======== Records shown
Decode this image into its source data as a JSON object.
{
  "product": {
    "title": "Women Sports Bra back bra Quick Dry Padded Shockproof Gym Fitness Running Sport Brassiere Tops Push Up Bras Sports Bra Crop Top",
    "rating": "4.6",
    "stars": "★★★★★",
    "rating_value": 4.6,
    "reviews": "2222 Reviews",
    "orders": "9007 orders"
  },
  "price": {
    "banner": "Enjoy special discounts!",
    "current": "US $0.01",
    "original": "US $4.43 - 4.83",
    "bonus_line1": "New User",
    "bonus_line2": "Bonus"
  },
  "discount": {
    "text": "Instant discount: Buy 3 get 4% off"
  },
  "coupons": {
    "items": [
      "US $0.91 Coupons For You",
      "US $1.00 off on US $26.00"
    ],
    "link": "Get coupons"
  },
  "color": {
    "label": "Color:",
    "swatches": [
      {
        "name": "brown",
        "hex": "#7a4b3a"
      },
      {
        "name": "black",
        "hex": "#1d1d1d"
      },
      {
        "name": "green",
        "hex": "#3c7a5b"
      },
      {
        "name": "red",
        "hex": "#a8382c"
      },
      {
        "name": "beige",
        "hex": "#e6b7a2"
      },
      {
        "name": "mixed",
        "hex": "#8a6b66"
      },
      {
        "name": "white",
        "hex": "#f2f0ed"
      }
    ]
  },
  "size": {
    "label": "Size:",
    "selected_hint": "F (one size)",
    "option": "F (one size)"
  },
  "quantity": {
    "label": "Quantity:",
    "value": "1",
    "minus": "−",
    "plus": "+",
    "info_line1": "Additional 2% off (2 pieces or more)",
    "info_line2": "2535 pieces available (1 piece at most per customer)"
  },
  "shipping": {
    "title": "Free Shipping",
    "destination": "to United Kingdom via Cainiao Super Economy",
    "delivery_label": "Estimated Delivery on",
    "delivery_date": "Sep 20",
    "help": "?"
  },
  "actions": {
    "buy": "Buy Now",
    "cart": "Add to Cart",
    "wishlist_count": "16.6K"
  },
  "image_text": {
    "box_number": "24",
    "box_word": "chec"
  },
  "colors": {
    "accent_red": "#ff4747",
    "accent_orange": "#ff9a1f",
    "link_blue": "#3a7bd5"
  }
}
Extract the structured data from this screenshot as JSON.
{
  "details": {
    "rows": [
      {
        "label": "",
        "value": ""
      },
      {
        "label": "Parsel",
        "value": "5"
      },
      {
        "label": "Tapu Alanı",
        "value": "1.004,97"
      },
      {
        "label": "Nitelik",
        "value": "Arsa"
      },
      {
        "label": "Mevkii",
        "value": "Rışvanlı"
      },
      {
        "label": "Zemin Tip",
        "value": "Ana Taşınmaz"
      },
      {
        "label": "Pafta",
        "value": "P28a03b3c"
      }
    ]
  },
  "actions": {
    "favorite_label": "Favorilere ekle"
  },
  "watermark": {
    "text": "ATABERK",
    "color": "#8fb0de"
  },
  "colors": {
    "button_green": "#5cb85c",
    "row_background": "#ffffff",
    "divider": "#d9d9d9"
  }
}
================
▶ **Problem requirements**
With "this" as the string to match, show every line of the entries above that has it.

▶ **Result of the exercise**
Decode this image into its source data as a JSON object.
Extract the structured data from this screenshot as JSON.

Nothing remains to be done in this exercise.